>>>>
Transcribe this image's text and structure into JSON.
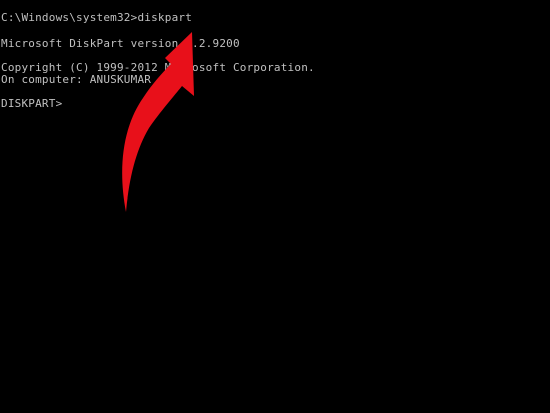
{
  "console": {
    "lines": [
      "C:\\Windows\\system32>diskpart",
      "Microsoft DiskPart version 6.2.9200",
      "Copyright (C) 1999-2012 Microsoft Corporation.",
      "On computer: ANUSKUMAR",
      "DISKPART>"
    ],
    "text_color": "#c0c0c0",
    "background_color": "#000000"
  },
  "annotation": {
    "icon": "red-arrow-icon",
    "color": "#e8101a"
  }
}
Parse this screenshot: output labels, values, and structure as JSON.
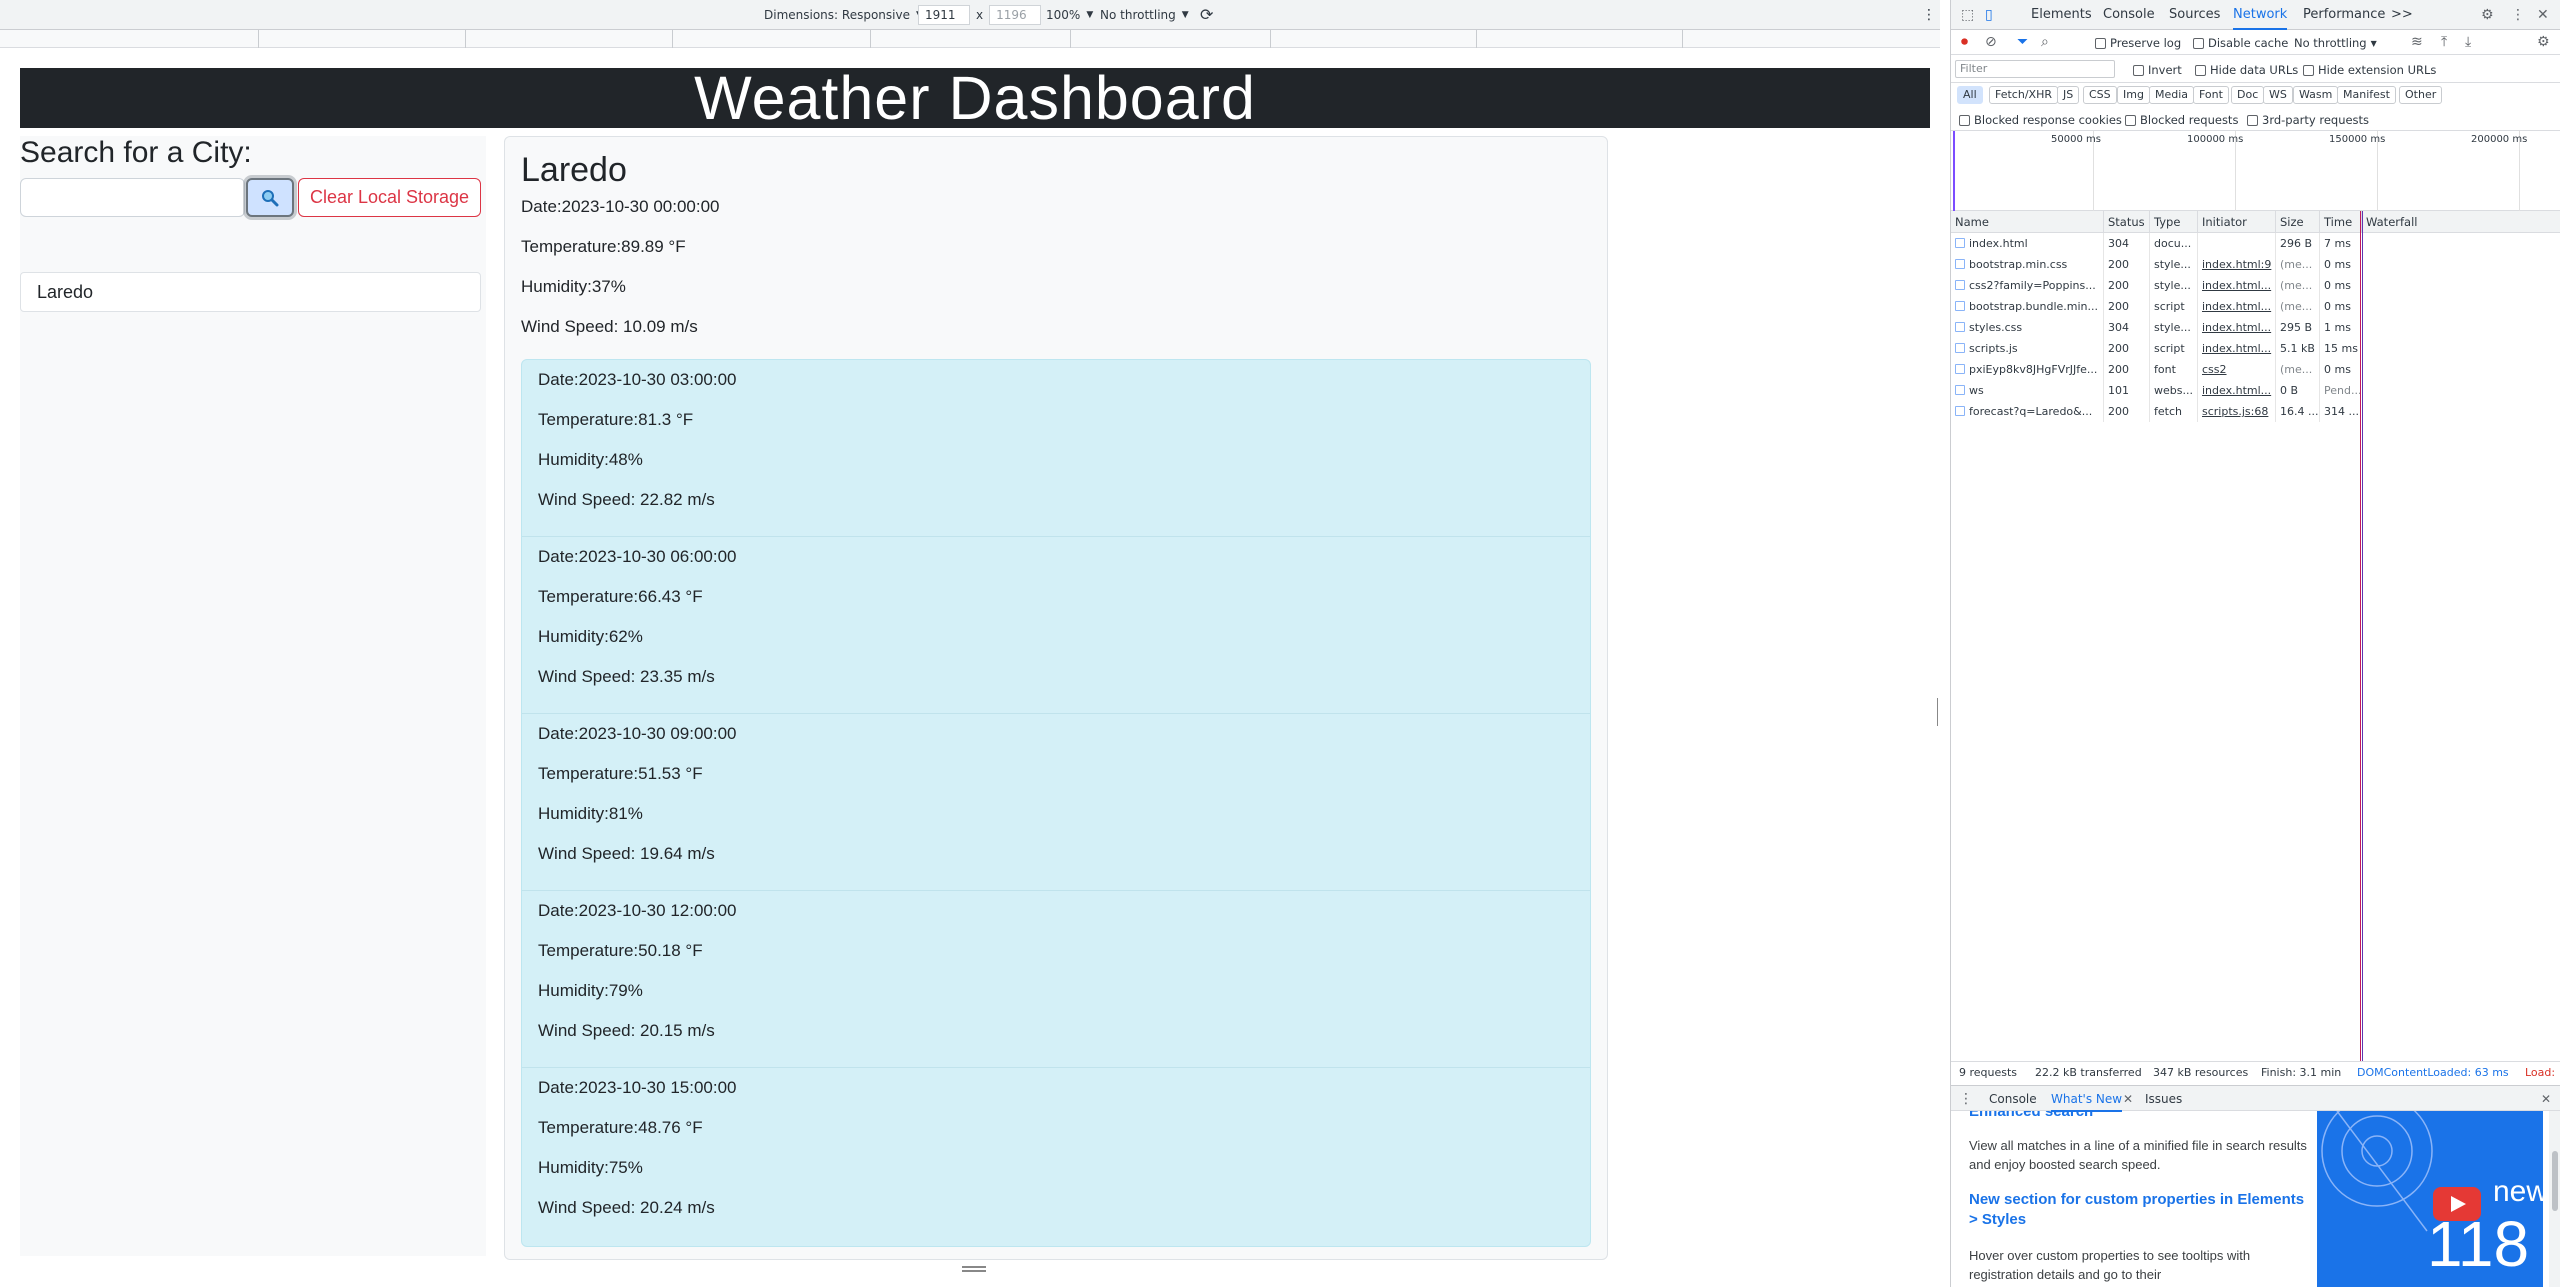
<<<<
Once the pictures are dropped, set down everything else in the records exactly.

[YOUR SOLUTION]
Transcribe this image's text and structure into JSON.
{
  "console": {
    "lines": [
      "C:\\Windows\\system32>diskpart",
      "Microsoft DiskPart version 6.2.9200",
      "Copyright (C) 1999-2012 Microsoft Corporation.",
      "On computer: ANUSKUMAR",
      "DISKPART>"
    ],
    "text_color": "#c0c0c0",
    "background_color": "#000000"
  },
  "annotation": {
    "icon": "red-arrow-icon",
    "color": "#e8101a"
  }
}
Parse this screenshot: output labels, values, and structure as JSON.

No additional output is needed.